[Data about app and page elements]

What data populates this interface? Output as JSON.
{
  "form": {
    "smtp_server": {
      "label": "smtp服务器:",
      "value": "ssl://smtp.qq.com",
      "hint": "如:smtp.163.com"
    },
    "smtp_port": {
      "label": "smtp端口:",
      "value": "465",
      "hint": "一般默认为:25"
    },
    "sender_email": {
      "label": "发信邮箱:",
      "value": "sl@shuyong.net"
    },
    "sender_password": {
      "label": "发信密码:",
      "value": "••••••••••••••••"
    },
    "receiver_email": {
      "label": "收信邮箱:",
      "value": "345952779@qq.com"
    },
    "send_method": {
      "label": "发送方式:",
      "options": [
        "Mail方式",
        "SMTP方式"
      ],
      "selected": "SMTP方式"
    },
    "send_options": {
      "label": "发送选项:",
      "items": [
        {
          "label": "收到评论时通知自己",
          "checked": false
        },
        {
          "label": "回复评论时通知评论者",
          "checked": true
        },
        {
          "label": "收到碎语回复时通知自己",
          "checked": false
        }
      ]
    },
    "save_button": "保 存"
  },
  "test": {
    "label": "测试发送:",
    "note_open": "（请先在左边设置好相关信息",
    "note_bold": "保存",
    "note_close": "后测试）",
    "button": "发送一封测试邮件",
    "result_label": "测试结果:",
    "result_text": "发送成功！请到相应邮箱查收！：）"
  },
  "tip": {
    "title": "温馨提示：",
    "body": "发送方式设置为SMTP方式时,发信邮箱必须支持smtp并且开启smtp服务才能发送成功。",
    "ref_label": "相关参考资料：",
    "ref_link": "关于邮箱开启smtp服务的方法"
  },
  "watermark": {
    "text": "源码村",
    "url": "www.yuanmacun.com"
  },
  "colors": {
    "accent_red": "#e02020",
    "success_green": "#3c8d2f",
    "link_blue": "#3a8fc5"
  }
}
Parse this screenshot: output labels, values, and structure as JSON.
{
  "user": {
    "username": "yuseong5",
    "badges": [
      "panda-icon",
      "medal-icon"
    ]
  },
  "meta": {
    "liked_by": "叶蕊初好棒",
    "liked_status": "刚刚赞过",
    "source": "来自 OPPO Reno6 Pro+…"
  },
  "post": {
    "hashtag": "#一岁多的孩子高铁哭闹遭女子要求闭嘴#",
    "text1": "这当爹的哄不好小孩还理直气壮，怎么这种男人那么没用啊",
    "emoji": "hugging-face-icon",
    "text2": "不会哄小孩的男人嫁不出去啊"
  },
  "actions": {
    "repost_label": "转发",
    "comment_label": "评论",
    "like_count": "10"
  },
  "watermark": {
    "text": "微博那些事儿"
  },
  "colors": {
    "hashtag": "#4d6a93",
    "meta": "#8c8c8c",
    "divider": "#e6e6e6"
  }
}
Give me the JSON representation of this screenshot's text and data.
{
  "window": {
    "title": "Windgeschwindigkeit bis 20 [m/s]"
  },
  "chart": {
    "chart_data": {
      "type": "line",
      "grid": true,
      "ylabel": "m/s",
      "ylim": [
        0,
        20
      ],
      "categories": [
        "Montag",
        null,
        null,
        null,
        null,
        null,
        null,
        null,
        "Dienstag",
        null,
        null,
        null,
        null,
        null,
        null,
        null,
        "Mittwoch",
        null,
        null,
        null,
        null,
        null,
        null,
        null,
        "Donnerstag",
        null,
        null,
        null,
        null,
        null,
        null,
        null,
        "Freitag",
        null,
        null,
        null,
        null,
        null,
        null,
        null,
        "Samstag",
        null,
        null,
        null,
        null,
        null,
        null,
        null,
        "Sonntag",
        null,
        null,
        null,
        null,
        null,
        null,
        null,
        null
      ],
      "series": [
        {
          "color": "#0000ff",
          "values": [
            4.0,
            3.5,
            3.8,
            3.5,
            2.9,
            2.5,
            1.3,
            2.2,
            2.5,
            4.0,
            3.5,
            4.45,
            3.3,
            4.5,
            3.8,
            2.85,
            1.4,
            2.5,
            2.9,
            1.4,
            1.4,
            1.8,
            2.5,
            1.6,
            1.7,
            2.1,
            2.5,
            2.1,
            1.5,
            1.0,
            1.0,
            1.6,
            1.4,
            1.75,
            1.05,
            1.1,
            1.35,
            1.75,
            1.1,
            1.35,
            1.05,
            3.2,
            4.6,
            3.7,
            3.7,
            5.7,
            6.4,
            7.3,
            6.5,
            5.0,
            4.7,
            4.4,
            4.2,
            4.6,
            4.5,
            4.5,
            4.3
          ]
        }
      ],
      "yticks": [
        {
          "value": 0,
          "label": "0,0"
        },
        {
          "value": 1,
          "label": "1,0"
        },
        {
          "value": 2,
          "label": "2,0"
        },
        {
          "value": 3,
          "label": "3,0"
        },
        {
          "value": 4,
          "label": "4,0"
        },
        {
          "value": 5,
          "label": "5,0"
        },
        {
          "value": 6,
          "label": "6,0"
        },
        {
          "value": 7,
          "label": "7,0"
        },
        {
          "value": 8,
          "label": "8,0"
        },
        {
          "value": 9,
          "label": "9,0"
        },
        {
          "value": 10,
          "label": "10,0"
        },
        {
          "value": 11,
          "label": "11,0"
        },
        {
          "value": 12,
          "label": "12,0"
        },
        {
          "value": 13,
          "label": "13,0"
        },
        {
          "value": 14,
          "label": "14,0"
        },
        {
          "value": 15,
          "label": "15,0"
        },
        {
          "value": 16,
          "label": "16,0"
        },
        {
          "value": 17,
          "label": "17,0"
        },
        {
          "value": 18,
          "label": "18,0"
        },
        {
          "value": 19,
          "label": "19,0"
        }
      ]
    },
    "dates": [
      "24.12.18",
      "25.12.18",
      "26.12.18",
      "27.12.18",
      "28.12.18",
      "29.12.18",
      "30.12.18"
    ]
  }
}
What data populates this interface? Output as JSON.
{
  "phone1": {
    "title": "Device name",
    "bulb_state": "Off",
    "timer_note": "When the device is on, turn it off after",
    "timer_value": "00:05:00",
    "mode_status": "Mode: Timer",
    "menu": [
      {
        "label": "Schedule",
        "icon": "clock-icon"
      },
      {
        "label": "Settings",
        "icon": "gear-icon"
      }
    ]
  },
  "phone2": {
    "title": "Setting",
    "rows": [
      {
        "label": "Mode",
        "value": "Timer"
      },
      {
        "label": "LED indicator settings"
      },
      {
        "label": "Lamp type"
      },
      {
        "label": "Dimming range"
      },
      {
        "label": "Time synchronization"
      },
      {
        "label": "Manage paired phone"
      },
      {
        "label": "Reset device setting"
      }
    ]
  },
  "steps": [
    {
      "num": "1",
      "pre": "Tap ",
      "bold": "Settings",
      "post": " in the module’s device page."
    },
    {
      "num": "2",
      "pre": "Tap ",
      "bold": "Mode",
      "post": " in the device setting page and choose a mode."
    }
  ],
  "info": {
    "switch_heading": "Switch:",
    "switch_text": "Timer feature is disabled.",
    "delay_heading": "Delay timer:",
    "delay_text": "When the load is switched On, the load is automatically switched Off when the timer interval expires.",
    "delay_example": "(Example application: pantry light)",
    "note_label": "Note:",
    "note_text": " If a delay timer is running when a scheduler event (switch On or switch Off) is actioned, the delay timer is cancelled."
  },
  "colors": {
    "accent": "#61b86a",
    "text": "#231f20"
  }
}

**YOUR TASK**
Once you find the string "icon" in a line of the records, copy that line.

**TASK RESULT**
      "panda-icon",
      "medal-icon"
    "emoji": "hugging-face-icon",
        "icon": "clock-icon"
        "icon": "gear-icon"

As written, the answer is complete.